To United’s left, Bernardo Silva’s weaving runs through the middle have added a new dimension to the City attack, and it is hard to imagine the ever-roaming Pogba getting to grips with the Portuguese. To the right, the threat of Benjamin Mendy’s crosses could pull Fellaini out of the middle.
4) Will movement of Sane and Sterling prove too much for Young and Shaw?
Even if United can restrict the influence of the Silvas, there is a mismatch on the flanks that should allow City to go about their usual business. Guardiola’s favourite line of attack is to slide through balls in between the full-back and centre-back, from which point an under-lapping winger can cut the ball back across goal for a tap in at the far post.
Stopping Leroy Sane and Raheem Sterling is almost impossible, and yet United will have to do this with arguably the two weakest full-backs in the top six. Luke Shaw is frequently caught ball-watching, either losing his runner or simply standing five yards out of position, while Ashley Young showed at Bournemouth why he isn’t a natural right back. Ryan Fraser burst past him with ease, with Juan Mata’s lack of defensive support allowing Charlie Daniels to create a two-on-one down that flank.
When United are under the cosh, they will essentially have a flat back six in an attempt to control City’s wing play. However, the hosts are very patient, recycling the ball in harmless areas before suddenly switching play and exposing the slightest chink in the armour. Young and Shaw will need to have the game of their lives.
5) Can Bernardo Silva cope with Pogba and Martial on the counter?
Anthony Martial’s form is United’s best chance of scoring on the counter-attack, not least because – with Pogba’s support – he is on a potentially under-stocked side of the pitch. Bernardo Silva still struggles with his defensive responsibilities, opening up a pocket of space for Pogba, while Kyle Walker’s positioning could give Martial an edge.
"Lingard’s inside movements from the right helped Pogba create a more effective link with Martial in the second half."
Tactical analysis: Juventus 1-2 Manchester United
— The Coaches’ Voice (@CoachesVoice) November 9, 2018
Particularly in big games, Guardiola instructs Walker to form part of a back three when City have the ball, although the England international is also expected to step up and act as a defensive midfielder alongside Fernandinho when necessary.

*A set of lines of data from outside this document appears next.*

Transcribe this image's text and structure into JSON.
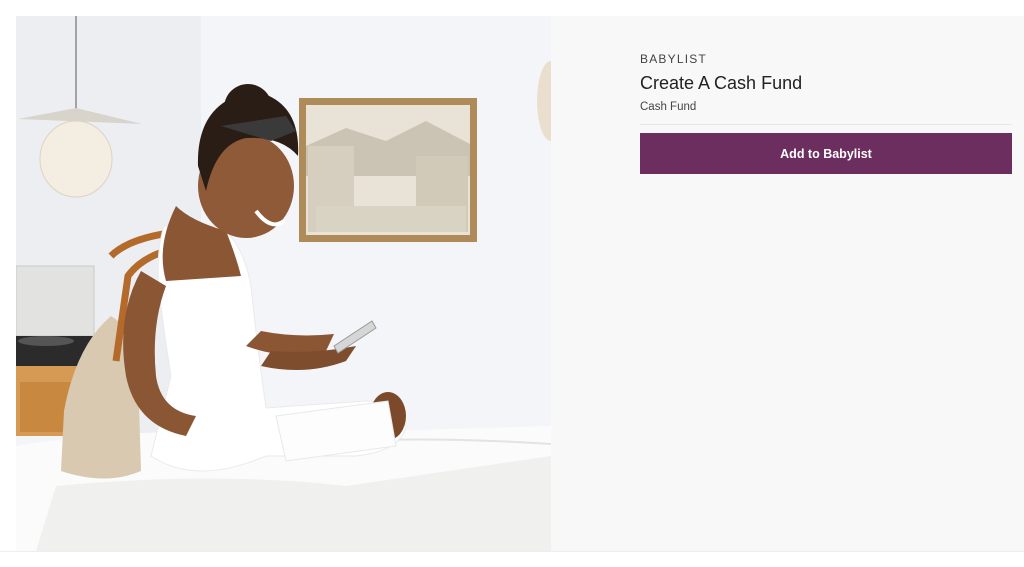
{
  "product": {
    "brand": "BABYLIST",
    "title": "Create A Cash Fund",
    "subtitle": "Cash Fund"
  },
  "actions": {
    "add_label": "Add to Babylist"
  },
  "colors": {
    "button": "#6b2e5f",
    "panel_bg": "#f8f8f8"
  },
  "image": {
    "icon": "product-photo"
  }
}
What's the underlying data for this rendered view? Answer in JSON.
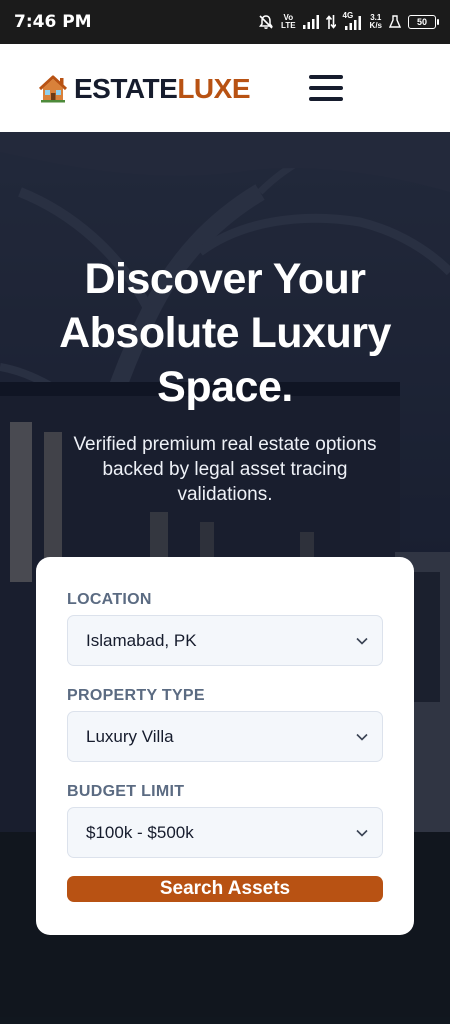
{
  "status_bar": {
    "time": "7:46 PM",
    "volte_top": "Vo",
    "volte_bottom": "LTE",
    "network_type": "4G",
    "speed_value": "3.1",
    "speed_unit": "K/s",
    "battery": "50",
    "icons": [
      "bell-off-icon",
      "signal-icon",
      "data-transfer-icon",
      "signal-4g-icon",
      "lab-flask-icon",
      "battery-icon"
    ]
  },
  "header": {
    "logo_part1": "ESTATE",
    "logo_part2": "LUXE",
    "logo_icon": "house-icon",
    "menu_icon": "hamburger-menu-icon"
  },
  "hero": {
    "title_line1": "Discover Your",
    "title_line2": "Absolute Luxury",
    "title_line3": "Space.",
    "subtitle_line1": "Verified premium real estate options",
    "subtitle_line2": "backed by legal asset tracing",
    "subtitle_line3": "validations."
  },
  "search": {
    "location_label": "LOCATION",
    "location_value": "Islamabad, PK",
    "property_type_label": "PROPERTY TYPE",
    "property_type_value": "Luxury Villa",
    "budget_label": "BUDGET LIMIT",
    "budget_value": "$100k - $500k",
    "button_label": "Search Assets"
  },
  "colors": {
    "brand_orange": "#b85213",
    "brand_navy": "#161c2d",
    "label_gray": "#5b6b82"
  }
}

Consequently the threat of Pogba and Martial together could force Walker up and out of position, opening up a channel for the French winger. It isn’t exactly a flaw for United to exploit, but a foot race on this side is about as good as it gets for the visitors.